## Directions
Where does the word "Skies" show up in the records? Copy every line that has it.

____ Given records

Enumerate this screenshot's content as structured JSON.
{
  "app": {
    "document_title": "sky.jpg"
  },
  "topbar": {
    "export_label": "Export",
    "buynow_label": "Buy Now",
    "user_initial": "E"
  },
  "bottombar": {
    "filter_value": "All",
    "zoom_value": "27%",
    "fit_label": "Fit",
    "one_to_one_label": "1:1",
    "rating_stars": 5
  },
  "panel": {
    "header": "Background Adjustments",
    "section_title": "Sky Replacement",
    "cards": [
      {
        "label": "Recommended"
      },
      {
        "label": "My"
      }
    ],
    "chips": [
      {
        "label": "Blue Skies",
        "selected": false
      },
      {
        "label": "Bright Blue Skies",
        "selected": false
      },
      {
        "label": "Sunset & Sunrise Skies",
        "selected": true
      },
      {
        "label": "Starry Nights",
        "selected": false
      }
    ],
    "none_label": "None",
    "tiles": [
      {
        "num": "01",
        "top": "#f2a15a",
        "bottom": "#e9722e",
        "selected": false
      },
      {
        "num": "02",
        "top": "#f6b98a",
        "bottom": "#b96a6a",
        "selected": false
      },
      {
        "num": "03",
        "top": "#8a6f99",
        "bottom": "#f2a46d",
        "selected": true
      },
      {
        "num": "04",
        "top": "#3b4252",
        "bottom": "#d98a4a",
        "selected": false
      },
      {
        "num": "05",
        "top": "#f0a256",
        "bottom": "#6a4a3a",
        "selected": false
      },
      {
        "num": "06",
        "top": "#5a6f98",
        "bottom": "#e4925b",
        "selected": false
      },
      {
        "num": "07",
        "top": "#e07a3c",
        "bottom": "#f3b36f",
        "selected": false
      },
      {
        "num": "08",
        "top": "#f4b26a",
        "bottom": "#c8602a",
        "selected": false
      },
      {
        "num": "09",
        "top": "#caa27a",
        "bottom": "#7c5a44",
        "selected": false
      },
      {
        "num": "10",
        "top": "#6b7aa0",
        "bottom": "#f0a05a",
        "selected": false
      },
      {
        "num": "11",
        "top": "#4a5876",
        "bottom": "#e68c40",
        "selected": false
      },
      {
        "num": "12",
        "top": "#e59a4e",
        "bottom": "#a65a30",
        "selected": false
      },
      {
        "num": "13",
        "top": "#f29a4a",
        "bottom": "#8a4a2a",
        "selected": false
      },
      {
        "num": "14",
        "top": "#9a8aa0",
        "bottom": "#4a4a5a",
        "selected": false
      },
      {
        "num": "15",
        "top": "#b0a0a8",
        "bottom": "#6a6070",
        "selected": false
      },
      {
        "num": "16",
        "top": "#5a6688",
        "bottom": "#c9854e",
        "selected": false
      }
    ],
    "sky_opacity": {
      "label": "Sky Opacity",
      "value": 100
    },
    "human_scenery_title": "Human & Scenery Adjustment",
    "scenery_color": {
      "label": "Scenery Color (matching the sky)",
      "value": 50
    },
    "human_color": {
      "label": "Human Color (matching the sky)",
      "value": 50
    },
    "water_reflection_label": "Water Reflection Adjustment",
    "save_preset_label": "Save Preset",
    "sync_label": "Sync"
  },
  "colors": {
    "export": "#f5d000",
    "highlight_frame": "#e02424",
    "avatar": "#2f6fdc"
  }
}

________

## Answer section
        "label": "Blue Skies",
        "label": "Bright Blue Skies",
        "label": "Sunset & Sunrise Skies",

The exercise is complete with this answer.